Some people say that rounding your back is not safe and that you should always try to keep your spine straight. Rounding your back, they often claim, leads to intervertebral disc injury.

It’s important to understand that the spine is designed to bend, so rounding your back (spinal flexion) isn’t necessarily dangerous in all situations. In fact, for most people and in most situations, spinal flexion is generally fine.

The spine is naturally capable of a wide range of movements, including bending forward (flexion), extending backward (extension), and rotating, which are all necessary for daily activities and exercise. 

However, with that being said, there are times when minimizing or avoiding spinal flexion is advisable. Those situations would include the following:

  1. When rounding your back triggers your back pain, it is generally advisable to avoid it temporarily. Just as you would avoid twisting your ankle as it heals, it is wise to refrain from repeatedly rounding your back if it causes your back pain.
  2. Prolonged end-range flexion can increase the risk of injury. Just as it’s not advisable to pull your finger back as far as it goes and keep it there for a long time, similarly, keeping your back fully rounded for an extended period can also increase the risk of injury. For example, spending hours bent over in your garden with your back fully rounded can strain the structures of your spine and lead to discomfort or injury.
  3. Lifting with a fully rounded back or lifting with spinal motion (i.e., rounding and then straightening your back), especially when the objects are heavy or the lifting is repetitive, can increase the risk of injury.

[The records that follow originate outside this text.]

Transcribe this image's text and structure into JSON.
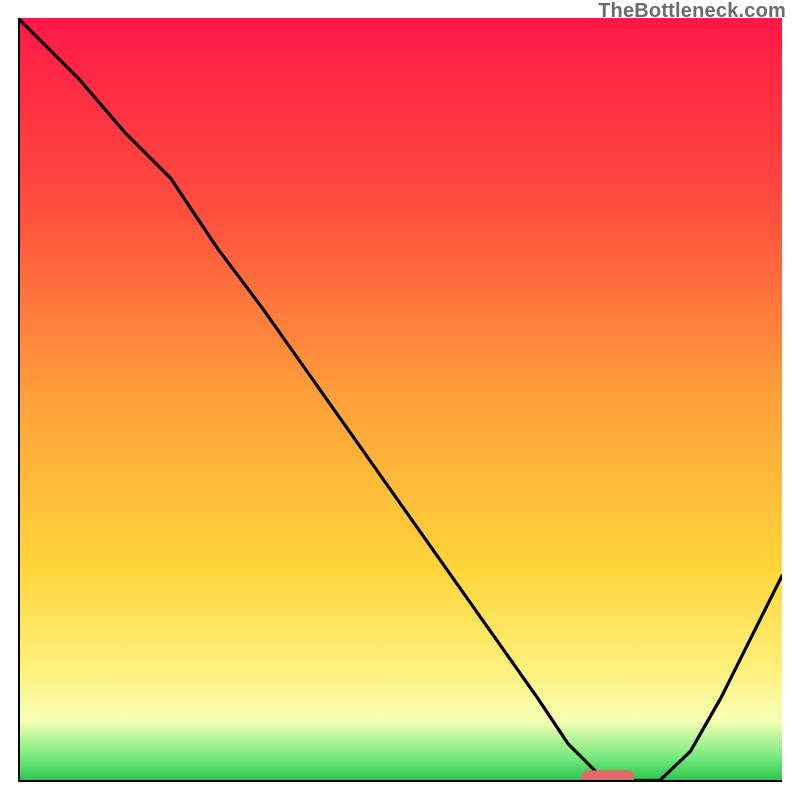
{
  "watermark": "TheBottleneck.com",
  "colors": {
    "top": "#ff1846",
    "upper": "#ff4e3e",
    "mid": "#ffa13a",
    "yellow": "#ffd53a",
    "lightyellow": "#fff07a",
    "paleyellow": "#f6ffb4",
    "green": "#6fe87a",
    "greenDeep": "#27c24c",
    "axis": "#000000",
    "curve": "#000000",
    "pill": "#e26a6a"
  },
  "chart_data": {
    "type": "line",
    "title": "",
    "xlabel": "",
    "ylabel": "",
    "xlim": [
      0,
      100
    ],
    "ylim": [
      0,
      100
    ],
    "grid": false,
    "x": [
      0,
      8,
      14,
      20,
      26,
      32,
      38,
      44,
      50,
      56,
      62,
      68,
      72,
      76,
      80,
      84,
      88,
      92,
      96,
      100
    ],
    "values": [
      100,
      92,
      85,
      79,
      70,
      62,
      53.5,
      45,
      36.5,
      28,
      19.5,
      11,
      5,
      1,
      0.2,
      0.2,
      4,
      11,
      19,
      27
    ],
    "series": [
      {
        "name": "bottleneck-curve",
        "x_ref": "x",
        "y_ref": "values"
      }
    ],
    "marker": {
      "name": "sweet-spot-pill",
      "x_center": 77.2,
      "x_halfwidth": 3.5,
      "y": 0.6
    },
    "annotations": []
  }
}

4. Chiropractic adjustments help to reduce back pain by 1) putting bones back in place or 2) improving spinal alignment.

Many chiropractic patients believe that chiropractic adjustments put bones back in place or realign the spine. For many years, this was often how chiropractors explained what an adjustment did as well.

The problem with this idea is twofold:

  1. Most causes of back pain are not caused by bones being out of place or improper spinal alignment.
  2. There is no evidence that shows chiropractic adjustments put bones back in place or change spinal alignment.

 It is more accurate to understand chiropractic adjustments as modulating pain by influencing the neurology of the spine. Essentially, adjustments can “turn down” the volume of pain and improve communication pathways between the body and brain.

5. MRIs reveal the cause of back pain.

MRIs are a phenomenal invention. They can show the structure of the spine, including damage or structural changes, in very minute detail.

This is both good and bad. The good part is that MRIs can be very helpful in diagnosing the cause of someone’s pain.

The bad part is that MRIs show both fresh wounds and old scars. This means that an MRI by itself can’t reveal the cause of pain. Just by looking at an MRI, it is often impossible to know which structural changes are relevant to a person’s symptoms.

Therefore, it is necessary to correlate what is seen on an MRI with the results of a physical examination.

For example, it is possible for a disc bulge seen on one person’s MRI to be asymptomatic, while the same finding on another person’s MRI could be the cause of their pain. Therefore, relying solely on an MRI to determine the cause of someone’s pain is not advisable. 

Importance of accurate information and seeking professional advice for back pain management

It is very important, especially if you have chronic back pain, to receive accurate information regarding your condition. Accurate information can lead to a quicker recovery.

Inaccurate information can lead to at least 3 negative outcomes:

  1. An increase in pain as a result of doing improper stretches.
  2. Improper or unnecessary treatment, which can be associated with significant risks. E.g. unnecessary surgery
  3. Unnecessary fear regarding various everyday activities. E.g. Fear that if you allow your back to round, you are placing yourself at great risk.

Seeking advice from an expert in back pain management, such as a McGill Method provider, can help you overcome your back pain. This is especially important if you have already tried various other therapies or treatments without success.